Jackie Doyle-Price, Minister for Inequalities said:
"Far too many people in need of an organ transplant are still dying on a waiting list. We hope that Max and Keira's Law will save hundreds of lives when it comes into effect next year - but until then, it’s vital people understand what the new law means for them.
“I want to reassure everyone that choosing to give the gift of life still is and always will remain a personal decision. I strongly urge people to talk to their loved ones about their wishes and make their decision clear on the register."
Key points to remember:
- From spring 2020, the law around organ and tissue donation in England is changing
- All adults in England will be considered as having agreed to donate their own organs when they die unless they record a decision not to donate or are in one of the excluded groups.
- Adults covered by the change will still have a choice whether they want to be an organ donor and their families will still be involved before organ donation goes ahead
- Whatever your decision, make your choice clear to your family and closest friends to ensure your choice is honoured
- You can find answers to commonly asked questions on our website at: https://www.organdonation.nhs.uk/opt-out-faq/
Human Tissue Authority
The HTA is a statutory regulator that ensures that when human tissue and organs are used, they are used safely and ethically, with proper consent. Appropriate and valid consent needs to be in place when organs and tissue are donated from deceased and living people for transplantation. This means that when donation goes ahead, it is done properly.
Read more about the HTA's role in deceased organ donation here.
NHS Blood and Transplant
NHS Blood and Transplant is a joint England and Wales Special Health Authority. We provide the blood donation service for England and the organ donation service for the UK. We also provide donated tissues, stem cells and cord blood. We are an essential part of the NHS, saving and improving lives through public donation.
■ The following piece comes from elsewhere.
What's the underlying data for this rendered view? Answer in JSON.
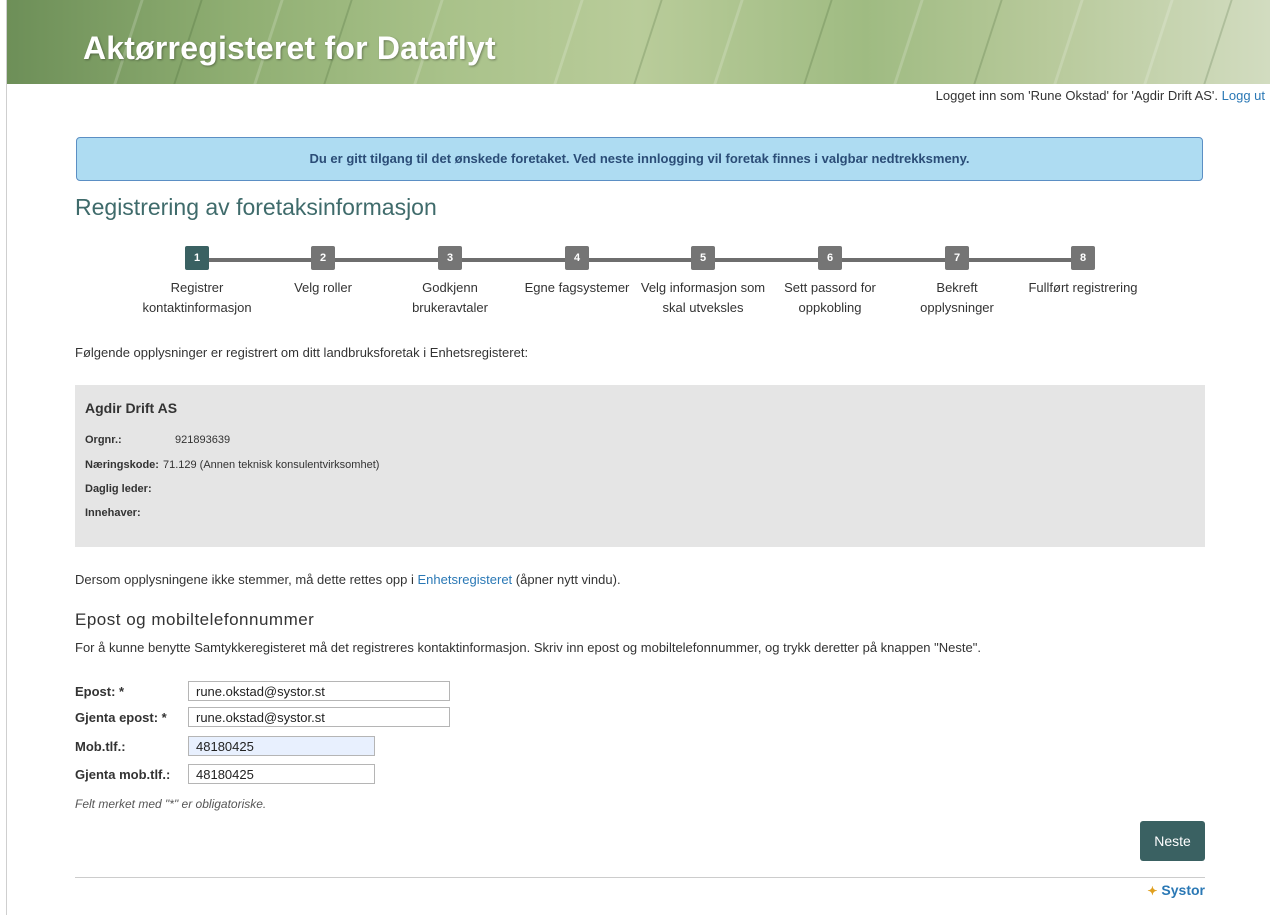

To find out more about organ donation, the law change, or to opt in or out, visit: www.organdonation.nhs.uk or call their dedicated advice line on 0300 303 2094.